= PROBLEM TO WORK ON =
Look through the data below. Show each line where the string "plus" occurs.

(App and web page records)

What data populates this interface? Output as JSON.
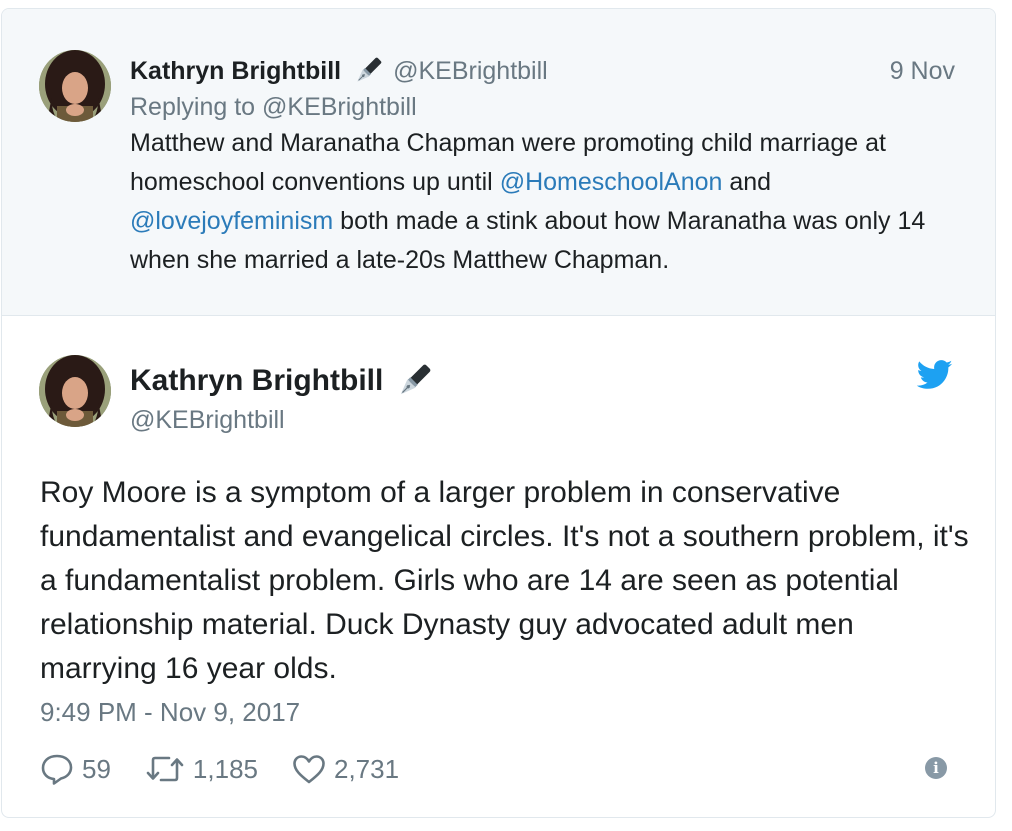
{
  "parent_tweet": {
    "author_name": "Kathryn Brightbill",
    "author_handle": "@KEBrightbill",
    "date": "9 Nov",
    "replying_to": "Replying to @KEBrightbill",
    "text_part1": "Matthew and Maranatha Chapman were promoting child marriage at homeschool conventions up until ",
    "mention1": "@HomeschoolAnon",
    "text_part2": " and ",
    "mention2": "@lovejoyfeminism",
    "text_part3": " both made a stink about how Maranatha was only 14 when she married a late-20s Matthew Chapman."
  },
  "main_tweet": {
    "author_name": "Kathryn Brightbill",
    "author_handle": "@KEBrightbill",
    "text": "Roy Moore is a symptom of a larger problem in conservative fundamentalist and evangelical circles. It's not a southern problem, it's a fundamentalist problem. Girls who are 14 are seen as potential relationship material. Duck Dynasty guy advocated adult men marrying 16 year olds.",
    "timestamp": "9:49 PM - Nov 9, 2017",
    "replies": "59",
    "retweets": "1,185",
    "likes": "2,731"
  },
  "colors": {
    "link": "#2b7bb9",
    "twitter_blue": "#1da1f2",
    "muted": "#697882",
    "parent_bg": "#f5f8fa"
  },
  "icons": {
    "name_emoji": "fountain-pen-icon",
    "brand": "twitter-bird-icon",
    "reply": "reply-icon",
    "retweet": "retweet-icon",
    "like": "heart-icon",
    "info": "info-icon"
  }
}
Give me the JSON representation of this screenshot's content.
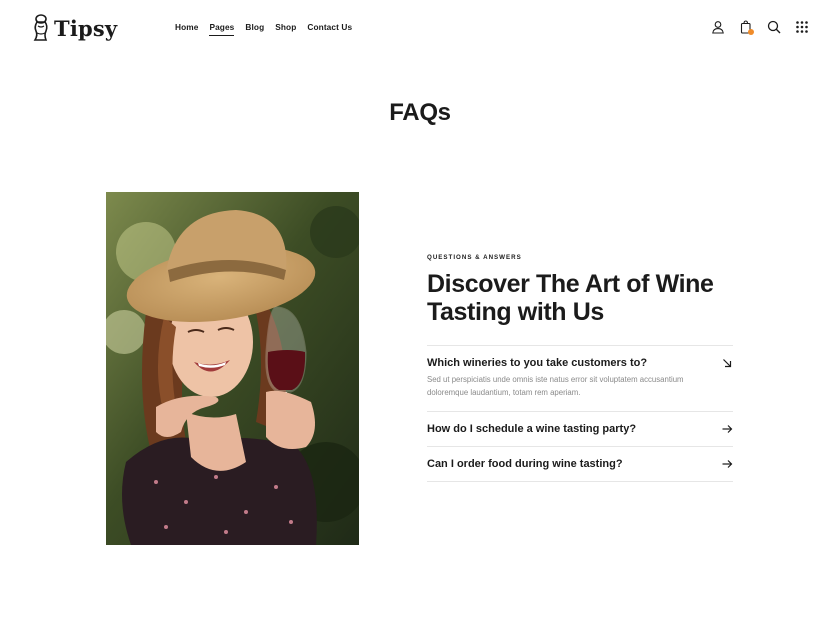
{
  "brand": {
    "name": "Tipsy"
  },
  "nav": {
    "items": [
      {
        "label": "Home"
      },
      {
        "label": "Pages"
      },
      {
        "label": "Blog"
      },
      {
        "label": "Shop"
      },
      {
        "label": "Contact Us"
      }
    ],
    "active": "Pages"
  },
  "header_icons": [
    "user-icon",
    "cart-icon",
    "search-icon",
    "grid-menu-icon"
  ],
  "page": {
    "title": "FAQs"
  },
  "faq": {
    "eyebrow": "QUESTIONS & ANSWERS",
    "headline": "Discover The Art of Wine Tasting with Us",
    "items": [
      {
        "question": "Which wineries to you take customers to?",
        "answer": "Sed ut perspiciatis unde omnis iste natus error sit voluptatem accusantium doloremque laudantium, totam rem aperiam.",
        "expanded": true
      },
      {
        "question": "How do I schedule a wine tasting party?",
        "expanded": false
      },
      {
        "question": "Can I order food during wine tasting?",
        "expanded": false
      }
    ]
  },
  "colors": {
    "text": "#1b1b1b",
    "muted": "#8a8a8a",
    "accent_dot": "#f08c2a",
    "divider": "#e6e6e6"
  }
}
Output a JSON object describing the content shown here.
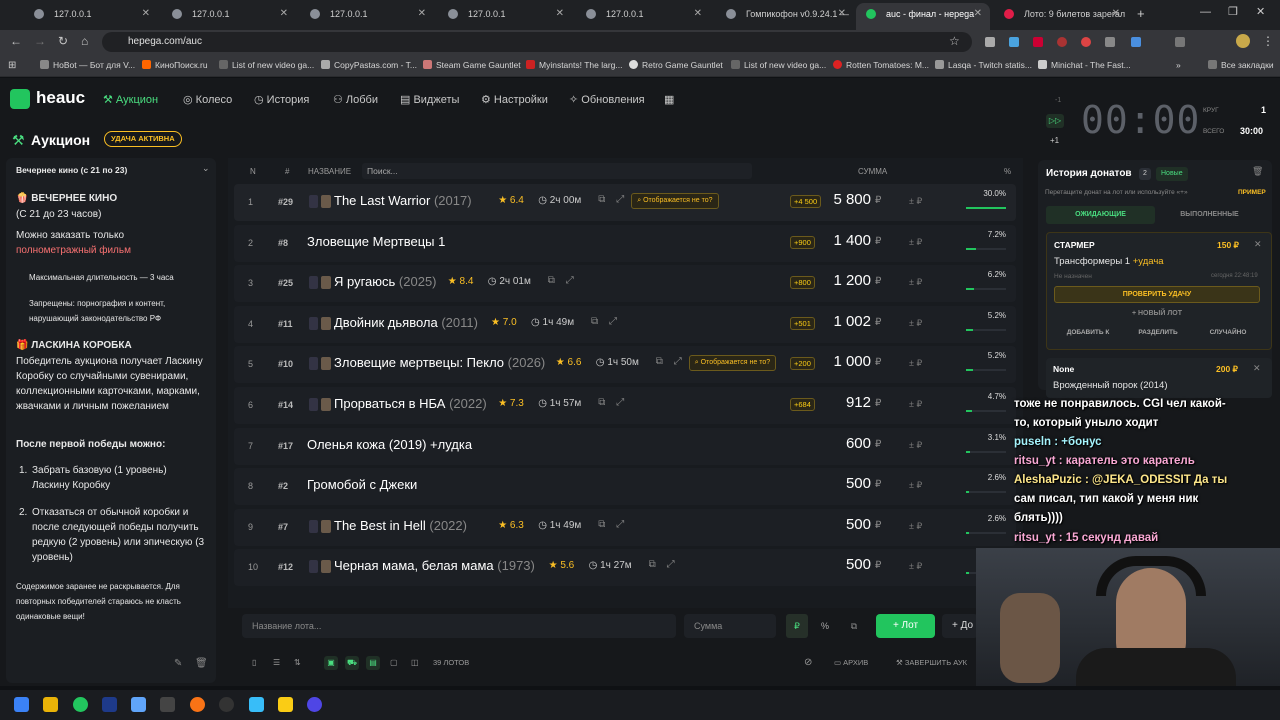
{
  "browser": {
    "tabs": [
      {
        "title": "127.0.0.1"
      },
      {
        "title": "127.0.0.1"
      },
      {
        "title": "127.0.0.1"
      },
      {
        "title": "127.0.0.1"
      },
      {
        "title": "127.0.0.1"
      },
      {
        "title": "Гомпикофон v0.9.24.1 —"
      },
      {
        "title": "auc - финал - неpega"
      },
      {
        "title": "Лото: 9 билетов зарегал"
      }
    ],
    "url": "hepega.com/auc",
    "bookmarks": [
      "HoBot — Бот для V...",
      "КиноПоиск.ru",
      "List of new video ga...",
      "CopyPastas.com - T...",
      "Steam Game Gauntlet",
      "Myinstants! The larg...",
      "Retro Game Gauntlet",
      "List of new video ga...",
      "Rotten Tomatoes: M...",
      "Lasqa - Twitch statis...",
      "Minichat - The Fast..."
    ],
    "all_bookmarks": "Все закладки"
  },
  "nav": {
    "logo": "heauc",
    "items": [
      "Аукцион",
      "Колесо",
      "История",
      "Лобби",
      "Виджеты",
      "Настройки",
      "Обновления"
    ]
  },
  "page": {
    "title": "Аукцион",
    "luck_badge": "УДАЧА АКТИВНА"
  },
  "left": {
    "dropdown": "Вечернее кино (с 21 по 23)",
    "h1": "🍿 ВЕЧЕРНЕЕ КИНО",
    "h1b": "(С 21 до 23 часов)",
    "p1": "Можно заказать только",
    "p1red": "полнометражный фильм",
    "b1": "Максимальная длительность — 3 часа",
    "b2": "Запрещены: порнография и контент, нарушающий законодательство РФ",
    "h2": "🎁 ЛАСКИНА КОРОБКА",
    "p2": "Победитель аукциона получает Ласкину Коробку со случайными сувенирами, коллекционными карточками, марками, жвачками и личным пожеланием",
    "p3": "После первой победы можно:",
    "o1": "Забрать базовую (1 уровень) Ласкину Коробку",
    "o2": "Отказаться от обычной коробки и после следующей победы получить редкую (2 уровень) или эпическую (3 уровень)",
    "foot": "Содержимое заранее не раскрывается. Для повторных победителей стараюсь не класть одинаковые вещи!"
  },
  "table": {
    "headers": {
      "n": "N",
      "hash": "#",
      "name": "НАЗВАНИЕ",
      "search": "Поиск...",
      "sum": "СУММА",
      "pct": "%"
    },
    "rows": [
      {
        "n": "1",
        "id": "#29",
        "title": "The Last Warrior",
        "year": "(2017)",
        "rating": "★ 6.4",
        "dur": "2ч 00м",
        "badge": "Отображается не то?",
        "plus": "+4 500",
        "sum": "5 800",
        "pct": "30.0%",
        "frac": 0.3
      },
      {
        "n": "2",
        "id": "#8",
        "title": "Зловещие Мертвецы 1",
        "year": "",
        "rating": "",
        "dur": "",
        "badge": "",
        "plus": "+900",
        "sum": "1 400",
        "pct": "7.2%",
        "frac": 0.072
      },
      {
        "n": "3",
        "id": "#25",
        "title": "Я ругаюсь",
        "year": "(2025)",
        "rating": "★ 8.4",
        "dur": "2ч 01м",
        "badge": "",
        "plus": "+800",
        "sum": "1 200",
        "pct": "6.2%",
        "frac": 0.062
      },
      {
        "n": "4",
        "id": "#11",
        "title": "Двойник дьявола",
        "year": "(2011)",
        "rating": "★ 7.0",
        "dur": "1ч 49м",
        "badge": "",
        "plus": "+501",
        "sum": "1 002",
        "pct": "5.2%",
        "frac": 0.052
      },
      {
        "n": "5",
        "id": "#10",
        "title": "Зловещие мертвецы: Пекло",
        "year": "(2026)",
        "rating": "★ 6.6",
        "dur": "1ч 50м",
        "badge": "Отображается не то?",
        "plus": "+200",
        "sum": "1 000",
        "pct": "5.2%",
        "frac": 0.052
      },
      {
        "n": "6",
        "id": "#14",
        "title": "Прорваться в НБА",
        "year": "(2022)",
        "rating": "★ 7.3",
        "dur": "1ч 57м",
        "badge": "",
        "plus": "+684",
        "sum": "912",
        "pct": "4.7%",
        "frac": 0.047
      },
      {
        "n": "7",
        "id": "#17",
        "title": "Оленья кожа (2019) +лудка",
        "year": "",
        "rating": "",
        "dur": "",
        "badge": "",
        "plus": "",
        "sum": "600",
        "pct": "3.1%",
        "frac": 0.031
      },
      {
        "n": "8",
        "id": "#2",
        "title": "Громобой с Джеки",
        "year": "",
        "rating": "",
        "dur": "",
        "badge": "",
        "plus": "",
        "sum": "500",
        "pct": "2.6%",
        "frac": 0.026
      },
      {
        "n": "9",
        "id": "#7",
        "title": "The Best in Hell",
        "year": "(2022)",
        "rating": "★ 6.3",
        "dur": "1ч 49м",
        "badge": "",
        "plus": "",
        "sum": "500",
        "pct": "2.6%",
        "frac": 0.026
      },
      {
        "n": "10",
        "id": "#12",
        "title": "Черная мама, белая мама",
        "year": "(1973)",
        "rating": "★ 5.6",
        "dur": "1ч 27м",
        "badge": "",
        "plus": "",
        "sum": "500",
        "pct": "",
        "frac": 0.026
      }
    ],
    "currency": "₽",
    "pm": "± ₽"
  },
  "bottom": {
    "lot_placeholder": "Название лота...",
    "sum_placeholder": "Сумма",
    "rub": "₽",
    "pct": "%",
    "add": "+ Лот",
    "add2": "+ До",
    "count": "39 ЛОТОВ",
    "archive": "АРХИВ",
    "finish": "ЗАВЕРШИТЬ АУК"
  },
  "timer": {
    "value": "00:00",
    "round_label": "КРУГ",
    "round": "1",
    "total_label": "ВСЕГО",
    "total": "30:00",
    "plus": "+1",
    "minus": "-1"
  },
  "history": {
    "title": "История донатов",
    "count": "2",
    "new": "Новые",
    "hint": "Перетащите донат на лот или используйте «+»",
    "example": "ПРИМЕР",
    "tab1": "ОЖИДАЮЩИЕ",
    "tab2": "ВЫПОЛНЕННЫЕ",
    "d1_user": "СТАРМЕР",
    "d1_amount": "150 ₽",
    "d1_text": "Трансформеры 1",
    "d1_luck": "+удача",
    "d1_assign": "Не назначен",
    "d1_time": "сегодня 22:48:19",
    "d1_check": "ПРОВЕРИТЬ УДАЧУ",
    "d1_newlot": "+ НОВЫЙ ЛОТ",
    "d1_add": "ДОБАВИТЬ К",
    "d1_split": "РАЗДЕЛИТЬ",
    "d1_rand": "СЛУЧАЙНО",
    "d2_user": "None",
    "d2_amount": "200 ₽",
    "d2_text": "Врожденный порок (2014)"
  },
  "chat": [
    "тоже не понравилось. CGI чел какой-",
    "то, который уныло ходит",
    "puseln : +бонус",
    "ritsu_yt : каратель это каратель",
    "AleshaPuzic : @JEKA_ODESSIT Да ты",
    "сам писал, тип какой у меня ник",
    "блять))))",
    "ritsu_yt : 15 секунд давай"
  ],
  "colors": {
    "accent": "#22c55e",
    "gold": "#fbbf24",
    "bg": "#16181b"
  }
}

= ANSWER TO THE EXERCISE =
        "plus": "+4 500",
        "plus": "+900",
        "plus": "+800",
        "plus": "+501",
        "plus": "+200",
        "plus": "+684",
        "plus": "",
        "plus": "",
        "plus": "",
        "plus": "",
    "plus": "+1",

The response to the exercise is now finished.